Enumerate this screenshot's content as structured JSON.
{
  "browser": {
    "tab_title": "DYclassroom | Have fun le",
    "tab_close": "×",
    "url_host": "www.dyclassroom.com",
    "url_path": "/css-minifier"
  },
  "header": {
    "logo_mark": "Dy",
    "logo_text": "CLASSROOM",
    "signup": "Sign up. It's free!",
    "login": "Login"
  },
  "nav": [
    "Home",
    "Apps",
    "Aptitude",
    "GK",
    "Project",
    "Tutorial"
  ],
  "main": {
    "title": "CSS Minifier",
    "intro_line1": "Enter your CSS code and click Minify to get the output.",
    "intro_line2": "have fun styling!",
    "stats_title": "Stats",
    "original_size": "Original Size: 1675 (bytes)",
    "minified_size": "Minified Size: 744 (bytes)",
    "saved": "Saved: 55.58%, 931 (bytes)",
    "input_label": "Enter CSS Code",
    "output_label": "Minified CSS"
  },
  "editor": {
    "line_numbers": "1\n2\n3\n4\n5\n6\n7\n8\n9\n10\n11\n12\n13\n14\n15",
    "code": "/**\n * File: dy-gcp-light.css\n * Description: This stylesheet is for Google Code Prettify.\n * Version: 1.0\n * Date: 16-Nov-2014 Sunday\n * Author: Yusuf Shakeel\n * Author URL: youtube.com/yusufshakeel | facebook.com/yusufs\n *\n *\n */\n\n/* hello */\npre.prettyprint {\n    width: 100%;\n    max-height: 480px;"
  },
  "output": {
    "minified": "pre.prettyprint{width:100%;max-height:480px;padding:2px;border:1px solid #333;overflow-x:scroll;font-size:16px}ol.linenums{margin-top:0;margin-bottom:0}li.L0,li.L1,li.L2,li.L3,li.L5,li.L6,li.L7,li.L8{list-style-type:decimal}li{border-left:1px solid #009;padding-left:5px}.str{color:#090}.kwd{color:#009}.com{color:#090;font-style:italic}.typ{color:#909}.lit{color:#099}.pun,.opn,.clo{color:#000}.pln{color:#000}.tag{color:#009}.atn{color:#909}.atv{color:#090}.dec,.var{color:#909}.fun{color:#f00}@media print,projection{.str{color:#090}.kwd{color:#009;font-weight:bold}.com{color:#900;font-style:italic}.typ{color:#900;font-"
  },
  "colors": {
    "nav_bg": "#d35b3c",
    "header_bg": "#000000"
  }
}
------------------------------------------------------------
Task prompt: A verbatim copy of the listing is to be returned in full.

Answer section:
Enumerate this screenshot's content as structured JSON.
{
  "browser": {
    "tab_title": "DYclassroom | Have fun le",
    "tab_close": "×",
    "url_host": "www.dyclassroom.com",
    "url_path": "/css-minifier"
  },
  "header": {
    "logo_mark": "Dy",
    "logo_text": "CLASSROOM",
    "signup": "Sign up. It's free!",
    "login": "Login"
  },
  "nav": [
    "Home",
    "Apps",
    "Aptitude",
    "GK",
    "Project",
    "Tutorial"
  ],
  "main": {
    "title": "CSS Minifier",
    "intro_line1": "Enter your CSS code and click Minify to get the output.",
    "intro_line2": "have fun styling!",
    "stats_title": "Stats",
    "original_size": "Original Size: 1675 (bytes)",
    "minified_size": "Minified Size: 744 (bytes)",
    "saved": "Saved: 55.58%, 931 (bytes)",
    "input_label": "Enter CSS Code",
    "output_label": "Minified CSS"
  },
  "editor": {
    "line_numbers": "1\n2\n3\n4\n5\n6\n7\n8\n9\n10\n11\n12\n13\n14\n15",
    "code": "/**\n * File: dy-gcp-light.css\n * Description: This stylesheet is for Google Code Prettify.\n * Version: 1.0\n * Date: 16-Nov-2014 Sunday\n * Author: Yusuf Shakeel\n * Author URL: youtube.com/yusufshakeel | facebook.com/yusufs\n *\n *\n */\n\n/* hello */\npre.prettyprint {\n    width: 100%;\n    max-height: 480px;"
  },
  "output": {
    "minified": "pre.prettyprint{width:100%;max-height:480px;padding:2px;border:1px solid #333;overflow-x:scroll;font-size:16px}ol.linenums{margin-top:0;margin-bottom:0}li.L0,li.L1,li.L2,li.L3,li.L5,li.L6,li.L7,li.L8{list-style-type:decimal}li{border-left:1px solid #009;padding-left:5px}.str{color:#090}.kwd{color:#009}.com{color:#090;font-style:italic}.typ{color:#909}.lit{color:#099}.pun,.opn,.clo{color:#000}.pln{color:#000}.tag{color:#009}.atn{color:#909}.atv{color:#090}.dec,.var{color:#909}.fun{color:#f00}@media print,projection{.str{color:#090}.kwd{color:#009;font-weight:bold}.com{color:#900;font-style:italic}.typ{color:#900;font-"
  },
  "colors": {
    "nav_bg": "#d35b3c",
    "header_bg": "#000000"
  }
}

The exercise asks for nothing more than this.